The hart’s tongue fern (shown left) takes its name from the shape of the long, evergreen, tongue-like, bright green leaves. The edges of the leaves, which arch out from the base, are often rippled and mature foliage will have dark red spore cases on the underside, arranged in a stripes. Try cultivars from the Crispum Group for more wavy leaf margins.

Ground cover

Geranium nodosum and Geranium phaeum

These deciduous geraniums will thrive in dark, dry conditions. Geranium nodosum has purple-pink flowers from spring to autumn and grows to 50cm height and spread.
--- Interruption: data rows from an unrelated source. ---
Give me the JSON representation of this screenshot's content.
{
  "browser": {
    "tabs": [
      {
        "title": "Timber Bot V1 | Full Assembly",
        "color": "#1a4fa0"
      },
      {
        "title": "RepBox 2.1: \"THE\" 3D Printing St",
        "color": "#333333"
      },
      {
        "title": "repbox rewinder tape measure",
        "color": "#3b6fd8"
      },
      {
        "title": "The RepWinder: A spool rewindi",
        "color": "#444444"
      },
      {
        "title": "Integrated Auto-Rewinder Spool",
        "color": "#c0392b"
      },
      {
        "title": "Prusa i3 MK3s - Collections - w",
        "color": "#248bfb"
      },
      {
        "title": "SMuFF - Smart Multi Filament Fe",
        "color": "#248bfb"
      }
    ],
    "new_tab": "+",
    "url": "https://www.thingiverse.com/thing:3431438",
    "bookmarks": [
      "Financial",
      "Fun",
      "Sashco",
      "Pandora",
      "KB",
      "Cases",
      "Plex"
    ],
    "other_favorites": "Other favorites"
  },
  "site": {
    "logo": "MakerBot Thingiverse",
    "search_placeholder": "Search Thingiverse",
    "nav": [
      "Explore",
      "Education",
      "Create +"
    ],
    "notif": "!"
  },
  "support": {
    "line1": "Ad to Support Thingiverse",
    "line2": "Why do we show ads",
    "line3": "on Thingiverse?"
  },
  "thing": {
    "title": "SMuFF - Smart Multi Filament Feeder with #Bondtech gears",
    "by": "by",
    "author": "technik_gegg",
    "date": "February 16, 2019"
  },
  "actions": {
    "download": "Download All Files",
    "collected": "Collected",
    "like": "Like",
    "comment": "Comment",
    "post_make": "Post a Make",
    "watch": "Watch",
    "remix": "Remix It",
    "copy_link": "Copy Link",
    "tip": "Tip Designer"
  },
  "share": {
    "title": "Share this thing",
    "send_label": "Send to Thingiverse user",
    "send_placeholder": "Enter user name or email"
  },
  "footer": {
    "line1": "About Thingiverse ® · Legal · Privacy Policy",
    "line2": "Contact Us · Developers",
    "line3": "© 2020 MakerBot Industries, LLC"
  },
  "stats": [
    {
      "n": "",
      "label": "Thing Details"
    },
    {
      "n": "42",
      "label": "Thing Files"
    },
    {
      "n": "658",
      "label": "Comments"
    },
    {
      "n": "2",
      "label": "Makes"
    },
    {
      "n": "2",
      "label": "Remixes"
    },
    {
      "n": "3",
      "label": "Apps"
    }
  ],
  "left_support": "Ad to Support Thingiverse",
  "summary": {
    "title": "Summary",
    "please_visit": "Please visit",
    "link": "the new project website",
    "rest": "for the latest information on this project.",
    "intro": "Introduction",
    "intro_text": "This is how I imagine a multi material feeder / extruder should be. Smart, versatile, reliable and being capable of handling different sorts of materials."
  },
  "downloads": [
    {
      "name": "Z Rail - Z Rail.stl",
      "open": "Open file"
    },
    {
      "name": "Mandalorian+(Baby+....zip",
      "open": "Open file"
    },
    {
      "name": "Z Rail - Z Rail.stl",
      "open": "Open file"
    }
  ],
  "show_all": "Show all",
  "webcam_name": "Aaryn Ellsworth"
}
For a larger plant try Geranium phaeum, which grows to 80cm tall and 45cm wide and has dark violet flowers. Both species have a range of cultivars available with flowers in shades of white, pink, purple or blue.

Pachysandra terminalisPachysandra terminalis

The Japanese spurge (shown right) is an evergreen, bushy plant which will grow to only 20cm tall but will spread much further than this, providing excellent year round ground cover. In early summer deep pink buds appear followed by small spikes of fragrant white flowers.

Tolmiea menziesii

This semi-evergreen, spreading plant (commonly called the pickaback plant) produces heart-shaped, ivy-like leaves and grows to 60cm tall by 1m spread. In early summer spikes of chocolate-brown flowers appear. For paler, mottled leaves try the cultivar T. m. ‘Taff’s Gold’.


Periwinkles, whether Vinca minor or Vinca major, will cope with shady, dry conditions and provide ground cover with their long, trailing stems. V. minor grows to 20cm tall while V. major reaches 45cm. Various cultivars of both species are available, providing flowers in a range of blues and violets, some with variegated leaf margins. Vinca plants can be invasive, so be prepared to cut them back regularly.